→ THE TASK
All of the records should be restated word for word.

→ TASK INPUT
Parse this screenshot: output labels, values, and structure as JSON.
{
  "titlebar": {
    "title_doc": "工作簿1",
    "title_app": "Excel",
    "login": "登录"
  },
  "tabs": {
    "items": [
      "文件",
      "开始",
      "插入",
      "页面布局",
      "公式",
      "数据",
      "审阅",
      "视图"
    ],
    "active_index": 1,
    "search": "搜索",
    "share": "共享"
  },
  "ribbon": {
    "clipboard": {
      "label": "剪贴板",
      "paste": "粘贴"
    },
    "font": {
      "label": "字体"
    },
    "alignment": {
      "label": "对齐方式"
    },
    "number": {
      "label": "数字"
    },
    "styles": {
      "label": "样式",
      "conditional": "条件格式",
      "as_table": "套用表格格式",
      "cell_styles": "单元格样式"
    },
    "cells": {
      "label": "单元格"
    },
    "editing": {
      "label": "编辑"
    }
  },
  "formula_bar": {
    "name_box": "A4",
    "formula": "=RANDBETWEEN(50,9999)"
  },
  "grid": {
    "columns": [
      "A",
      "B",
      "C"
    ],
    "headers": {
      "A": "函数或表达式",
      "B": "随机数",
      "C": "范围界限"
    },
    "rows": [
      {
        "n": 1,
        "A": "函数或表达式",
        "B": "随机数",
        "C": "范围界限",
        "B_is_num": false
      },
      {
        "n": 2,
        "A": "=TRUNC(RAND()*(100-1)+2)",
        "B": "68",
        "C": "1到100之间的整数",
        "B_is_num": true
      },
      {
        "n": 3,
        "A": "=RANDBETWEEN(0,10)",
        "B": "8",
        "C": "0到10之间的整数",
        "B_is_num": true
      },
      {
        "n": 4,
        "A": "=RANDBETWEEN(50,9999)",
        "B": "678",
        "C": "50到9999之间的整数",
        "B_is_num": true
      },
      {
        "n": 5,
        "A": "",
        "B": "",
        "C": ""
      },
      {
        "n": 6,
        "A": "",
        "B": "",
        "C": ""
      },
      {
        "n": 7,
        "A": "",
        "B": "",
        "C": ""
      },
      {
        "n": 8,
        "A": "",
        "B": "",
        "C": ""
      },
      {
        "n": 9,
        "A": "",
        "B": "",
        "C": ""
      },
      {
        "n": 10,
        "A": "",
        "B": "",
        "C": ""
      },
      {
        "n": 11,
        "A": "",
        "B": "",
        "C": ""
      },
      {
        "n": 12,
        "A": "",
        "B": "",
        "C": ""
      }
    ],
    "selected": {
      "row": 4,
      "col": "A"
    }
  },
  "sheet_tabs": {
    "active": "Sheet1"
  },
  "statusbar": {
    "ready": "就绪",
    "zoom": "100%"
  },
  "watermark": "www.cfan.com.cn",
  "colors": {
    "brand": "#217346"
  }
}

→ RESULT BELOW
Parse this screenshot: output labels, values, and structure as JSON.
{
  "titlebar": {
    "title_doc": "工作簿1",
    "title_app": "Excel",
    "login": "登录"
  },
  "tabs": {
    "items": [
      "文件",
      "开始",
      "插入",
      "页面布局",
      "公式",
      "数据",
      "审阅",
      "视图"
    ],
    "active_index": 1,
    "search": "搜索",
    "share": "共享"
  },
  "ribbon": {
    "clipboard": {
      "label": "剪贴板",
      "paste": "粘贴"
    },
    "font": {
      "label": "字体"
    },
    "alignment": {
      "label": "对齐方式"
    },
    "number": {
      "label": "数字"
    },
    "styles": {
      "label": "样式",
      "conditional": "条件格式",
      "as_table": "套用表格格式",
      "cell_styles": "单元格样式"
    },
    "cells": {
      "label": "单元格"
    },
    "editing": {
      "label": "编辑"
    }
  },
  "formula_bar": {
    "name_box": "A4",
    "formula": "=RANDBETWEEN(50,9999)"
  },
  "grid": {
    "columns": [
      "A",
      "B",
      "C"
    ],
    "headers": {
      "A": "函数或表达式",
      "B": "随机数",
      "C": "范围界限"
    },
    "rows": [
      {
        "n": 1,
        "A": "函数或表达式",
        "B": "随机数",
        "C": "范围界限",
        "B_is_num": false
      },
      {
        "n": 2,
        "A": "=TRUNC(RAND()*(100-1)+2)",
        "B": "68",
        "C": "1到100之间的整数",
        "B_is_num": true
      },
      {
        "n": 3,
        "A": "=RANDBETWEEN(0,10)",
        "B": "8",
        "C": "0到10之间的整数",
        "B_is_num": true
      },
      {
        "n": 4,
        "A": "=RANDBETWEEN(50,9999)",
        "B": "678",
        "C": "50到9999之间的整数",
        "B_is_num": true
      },
      {
        "n": 5,
        "A": "",
        "B": "",
        "C": ""
      },
      {
        "n": 6,
        "A": "",
        "B": "",
        "C": ""
      },
      {
        "n": 7,
        "A": "",
        "B": "",
        "C": ""
      },
      {
        "n": 8,
        "A": "",
        "B": "",
        "C": ""
      },
      {
        "n": 9,
        "A": "",
        "B": "",
        "C": ""
      },
      {
        "n": 10,
        "A": "",
        "B": "",
        "C": ""
      },
      {
        "n": 11,
        "A": "",
        "B": "",
        "C": ""
      },
      {
        "n": 12,
        "A": "",
        "B": "",
        "C": ""
      }
    ],
    "selected": {
      "row": 4,
      "col": "A"
    }
  },
  "sheet_tabs": {
    "active": "Sheet1"
  },
  "statusbar": {
    "ready": "就绪",
    "zoom": "100%"
  },
  "watermark": "www.cfan.com.cn",
  "colors": {
    "brand": "#217346"
  }
}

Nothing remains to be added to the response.